The Intertropical Convergence Zone Click here to view full image (1574 kb)

The Intertropical Convergence Zone, or ITCZ, is the region that circles the Earth, near the equator, where the trade winds of the Northern and Southern Hemispheres come together. The intense sun and warm water of the equator heats the air in the ITCZ, raising its humidity and causing it to rise. As the air rises it cools, releasing the accumulated moisture in an almost perpetual series of thunderstorms.

Variation in the location of the ITCZ drastically affects rainfall in many equatorial nations, resulting in the wet and dry seasons of the tropics rather than the cold and warm seasons of higher latitudes.
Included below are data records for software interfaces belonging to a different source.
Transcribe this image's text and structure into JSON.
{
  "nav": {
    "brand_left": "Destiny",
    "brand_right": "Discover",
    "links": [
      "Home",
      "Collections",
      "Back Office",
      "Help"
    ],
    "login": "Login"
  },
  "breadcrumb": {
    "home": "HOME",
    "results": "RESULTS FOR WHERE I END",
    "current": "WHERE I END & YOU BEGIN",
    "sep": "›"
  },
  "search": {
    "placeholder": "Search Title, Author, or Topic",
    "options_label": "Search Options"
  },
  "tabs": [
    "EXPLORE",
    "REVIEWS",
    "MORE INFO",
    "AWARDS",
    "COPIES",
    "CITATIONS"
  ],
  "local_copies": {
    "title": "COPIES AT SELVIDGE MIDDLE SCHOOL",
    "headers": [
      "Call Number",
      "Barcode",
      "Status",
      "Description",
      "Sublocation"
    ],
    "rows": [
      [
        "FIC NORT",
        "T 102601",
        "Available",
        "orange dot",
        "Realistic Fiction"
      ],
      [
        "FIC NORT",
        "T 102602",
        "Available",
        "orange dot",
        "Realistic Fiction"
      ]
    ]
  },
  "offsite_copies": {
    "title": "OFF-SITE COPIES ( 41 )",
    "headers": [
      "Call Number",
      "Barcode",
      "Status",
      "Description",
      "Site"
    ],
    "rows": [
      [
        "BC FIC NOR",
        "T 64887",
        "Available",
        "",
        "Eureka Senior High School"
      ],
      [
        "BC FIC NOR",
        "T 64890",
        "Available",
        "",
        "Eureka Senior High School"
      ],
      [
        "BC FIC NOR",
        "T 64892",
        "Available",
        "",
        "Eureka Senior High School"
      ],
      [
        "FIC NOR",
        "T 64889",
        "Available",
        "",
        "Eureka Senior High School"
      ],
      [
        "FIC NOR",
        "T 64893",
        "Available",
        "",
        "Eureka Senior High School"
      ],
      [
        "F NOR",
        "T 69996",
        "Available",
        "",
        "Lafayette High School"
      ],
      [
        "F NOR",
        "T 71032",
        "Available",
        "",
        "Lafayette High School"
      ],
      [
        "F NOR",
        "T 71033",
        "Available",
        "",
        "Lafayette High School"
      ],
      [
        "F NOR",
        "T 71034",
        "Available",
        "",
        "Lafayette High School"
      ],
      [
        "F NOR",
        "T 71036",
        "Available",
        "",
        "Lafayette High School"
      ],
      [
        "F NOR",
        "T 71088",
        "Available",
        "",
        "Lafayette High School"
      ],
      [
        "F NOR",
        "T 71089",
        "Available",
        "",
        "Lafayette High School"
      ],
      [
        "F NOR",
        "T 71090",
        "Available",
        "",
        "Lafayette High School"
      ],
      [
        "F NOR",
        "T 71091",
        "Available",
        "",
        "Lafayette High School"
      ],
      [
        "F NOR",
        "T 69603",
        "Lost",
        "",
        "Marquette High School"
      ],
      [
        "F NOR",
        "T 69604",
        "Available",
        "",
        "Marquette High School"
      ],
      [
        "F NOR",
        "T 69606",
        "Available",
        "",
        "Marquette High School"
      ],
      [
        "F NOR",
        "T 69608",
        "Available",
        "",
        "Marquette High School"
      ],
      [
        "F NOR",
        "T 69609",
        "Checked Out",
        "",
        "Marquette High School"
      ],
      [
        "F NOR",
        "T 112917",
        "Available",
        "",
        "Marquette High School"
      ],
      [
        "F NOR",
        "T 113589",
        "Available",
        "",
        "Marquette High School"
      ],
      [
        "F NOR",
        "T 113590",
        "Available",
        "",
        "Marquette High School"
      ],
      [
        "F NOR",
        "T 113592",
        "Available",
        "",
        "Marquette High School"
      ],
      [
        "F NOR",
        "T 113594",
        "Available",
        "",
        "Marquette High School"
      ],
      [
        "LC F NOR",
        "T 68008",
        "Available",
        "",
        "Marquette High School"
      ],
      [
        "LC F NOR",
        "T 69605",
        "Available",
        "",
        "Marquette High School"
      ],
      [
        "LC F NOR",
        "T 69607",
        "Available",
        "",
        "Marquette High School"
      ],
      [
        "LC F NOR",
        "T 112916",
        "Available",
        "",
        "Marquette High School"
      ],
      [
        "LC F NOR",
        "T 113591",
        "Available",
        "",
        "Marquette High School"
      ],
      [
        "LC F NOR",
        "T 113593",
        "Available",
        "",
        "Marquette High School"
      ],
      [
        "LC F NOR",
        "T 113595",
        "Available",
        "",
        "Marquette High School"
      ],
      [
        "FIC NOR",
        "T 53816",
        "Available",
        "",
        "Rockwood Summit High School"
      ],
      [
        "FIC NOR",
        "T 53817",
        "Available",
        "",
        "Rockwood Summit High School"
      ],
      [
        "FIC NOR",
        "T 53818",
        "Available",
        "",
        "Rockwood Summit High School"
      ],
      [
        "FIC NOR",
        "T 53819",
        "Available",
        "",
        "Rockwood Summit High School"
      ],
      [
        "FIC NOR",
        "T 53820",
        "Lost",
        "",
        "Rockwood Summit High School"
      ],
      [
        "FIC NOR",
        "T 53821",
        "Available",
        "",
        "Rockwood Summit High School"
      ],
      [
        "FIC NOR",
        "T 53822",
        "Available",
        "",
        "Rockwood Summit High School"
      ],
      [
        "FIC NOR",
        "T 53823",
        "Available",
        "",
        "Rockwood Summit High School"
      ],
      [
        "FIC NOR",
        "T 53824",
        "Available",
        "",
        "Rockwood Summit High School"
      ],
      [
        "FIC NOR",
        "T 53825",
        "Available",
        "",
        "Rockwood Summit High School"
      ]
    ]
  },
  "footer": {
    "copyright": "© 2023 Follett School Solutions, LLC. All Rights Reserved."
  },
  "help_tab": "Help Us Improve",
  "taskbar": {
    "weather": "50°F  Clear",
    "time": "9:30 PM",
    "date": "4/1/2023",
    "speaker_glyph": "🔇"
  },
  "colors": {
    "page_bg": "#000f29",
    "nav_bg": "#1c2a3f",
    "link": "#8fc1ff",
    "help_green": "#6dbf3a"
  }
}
Longer term changes in the ITCZ can result in severe droughts or flooding in nearby areas.

This image is a combination of cloud data from NOAA’s newest Geostationary Operational Environmental Satellite (GOES-11) and color land cover classification data. The ITCZ is the band of bright white clouds that cuts across the center of the image.

For more GOES images, visit the GOES Project Science site.

Image Courtesy GOES Project Science Office

Recommend this Image to a Friend

Back to: Newsroom

Also see
Visible Earth

 
Latest Images
View Images Index

SORCE Completes First Year of Mission
  SORCE Completes First Year of Mission

Ongoing Eruption of Mount Belinda
  Ongoing Eruption of Mount Belinda

Thinning Upper Atmosphere
  Thinning Upper Atmosphere

   
Subscribe to the Earth Observatory
About the Earth Observatory
Please send comments or questions to: eobmail@eodomo.gsfc.nasa.gov
Responsible NASA official: Yoram Kaufman
NASA/GSFC Security and Privacy Statement